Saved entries
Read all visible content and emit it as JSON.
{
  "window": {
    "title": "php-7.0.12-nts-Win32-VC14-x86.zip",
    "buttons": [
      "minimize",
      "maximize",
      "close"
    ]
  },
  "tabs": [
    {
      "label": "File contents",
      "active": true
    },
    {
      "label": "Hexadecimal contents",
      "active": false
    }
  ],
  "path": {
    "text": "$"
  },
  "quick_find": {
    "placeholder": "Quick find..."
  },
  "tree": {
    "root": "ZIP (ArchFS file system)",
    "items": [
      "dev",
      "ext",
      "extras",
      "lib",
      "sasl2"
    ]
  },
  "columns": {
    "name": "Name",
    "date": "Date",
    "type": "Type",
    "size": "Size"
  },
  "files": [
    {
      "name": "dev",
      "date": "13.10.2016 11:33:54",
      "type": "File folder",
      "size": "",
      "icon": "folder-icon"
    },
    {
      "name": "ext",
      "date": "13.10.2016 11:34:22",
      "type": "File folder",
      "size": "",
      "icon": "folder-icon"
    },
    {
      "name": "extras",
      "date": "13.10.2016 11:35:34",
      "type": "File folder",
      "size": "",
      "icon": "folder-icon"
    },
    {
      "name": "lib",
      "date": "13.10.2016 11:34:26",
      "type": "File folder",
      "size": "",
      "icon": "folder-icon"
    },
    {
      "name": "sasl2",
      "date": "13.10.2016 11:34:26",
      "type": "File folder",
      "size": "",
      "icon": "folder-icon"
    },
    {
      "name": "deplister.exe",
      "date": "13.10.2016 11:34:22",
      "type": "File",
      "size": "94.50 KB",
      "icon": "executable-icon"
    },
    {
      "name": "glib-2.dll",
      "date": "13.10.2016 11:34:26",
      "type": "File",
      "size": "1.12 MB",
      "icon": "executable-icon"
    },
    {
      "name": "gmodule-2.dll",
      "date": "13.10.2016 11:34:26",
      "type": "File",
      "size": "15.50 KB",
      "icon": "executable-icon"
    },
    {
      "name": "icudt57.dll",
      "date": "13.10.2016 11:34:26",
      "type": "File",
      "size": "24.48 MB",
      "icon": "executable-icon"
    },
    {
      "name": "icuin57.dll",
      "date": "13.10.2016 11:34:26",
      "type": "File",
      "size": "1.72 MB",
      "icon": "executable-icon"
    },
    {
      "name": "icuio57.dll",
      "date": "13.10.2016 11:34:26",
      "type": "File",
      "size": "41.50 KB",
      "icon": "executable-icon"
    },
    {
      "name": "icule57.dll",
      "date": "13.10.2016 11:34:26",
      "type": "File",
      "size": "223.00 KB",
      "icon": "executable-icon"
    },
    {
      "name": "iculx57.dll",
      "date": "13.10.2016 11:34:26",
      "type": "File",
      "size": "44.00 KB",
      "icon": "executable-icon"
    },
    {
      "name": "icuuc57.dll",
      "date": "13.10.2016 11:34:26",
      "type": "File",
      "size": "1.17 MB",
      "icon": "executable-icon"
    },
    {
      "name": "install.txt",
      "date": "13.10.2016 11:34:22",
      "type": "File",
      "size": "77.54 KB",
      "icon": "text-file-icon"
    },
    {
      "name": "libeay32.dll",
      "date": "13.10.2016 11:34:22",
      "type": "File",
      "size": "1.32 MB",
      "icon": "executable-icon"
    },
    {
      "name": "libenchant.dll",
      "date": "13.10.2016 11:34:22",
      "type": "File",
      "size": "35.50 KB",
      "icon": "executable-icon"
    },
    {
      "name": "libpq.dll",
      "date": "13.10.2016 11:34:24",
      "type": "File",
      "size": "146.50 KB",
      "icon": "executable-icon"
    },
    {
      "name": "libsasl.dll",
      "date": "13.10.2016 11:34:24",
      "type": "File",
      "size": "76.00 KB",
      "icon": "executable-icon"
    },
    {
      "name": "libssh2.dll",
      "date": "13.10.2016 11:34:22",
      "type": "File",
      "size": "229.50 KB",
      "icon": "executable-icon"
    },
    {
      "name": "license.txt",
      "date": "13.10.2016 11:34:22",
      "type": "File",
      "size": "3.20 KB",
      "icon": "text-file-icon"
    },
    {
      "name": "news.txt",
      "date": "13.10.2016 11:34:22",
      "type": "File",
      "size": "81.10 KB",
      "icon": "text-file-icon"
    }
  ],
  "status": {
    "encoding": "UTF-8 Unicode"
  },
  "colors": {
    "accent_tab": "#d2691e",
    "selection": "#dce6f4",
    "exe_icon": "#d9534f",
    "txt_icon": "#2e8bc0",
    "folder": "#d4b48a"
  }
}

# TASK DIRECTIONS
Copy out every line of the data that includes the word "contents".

# ANSWER TO THE PROBLEM
      "label": "File contents",
      "label": "Hexadecimal contents",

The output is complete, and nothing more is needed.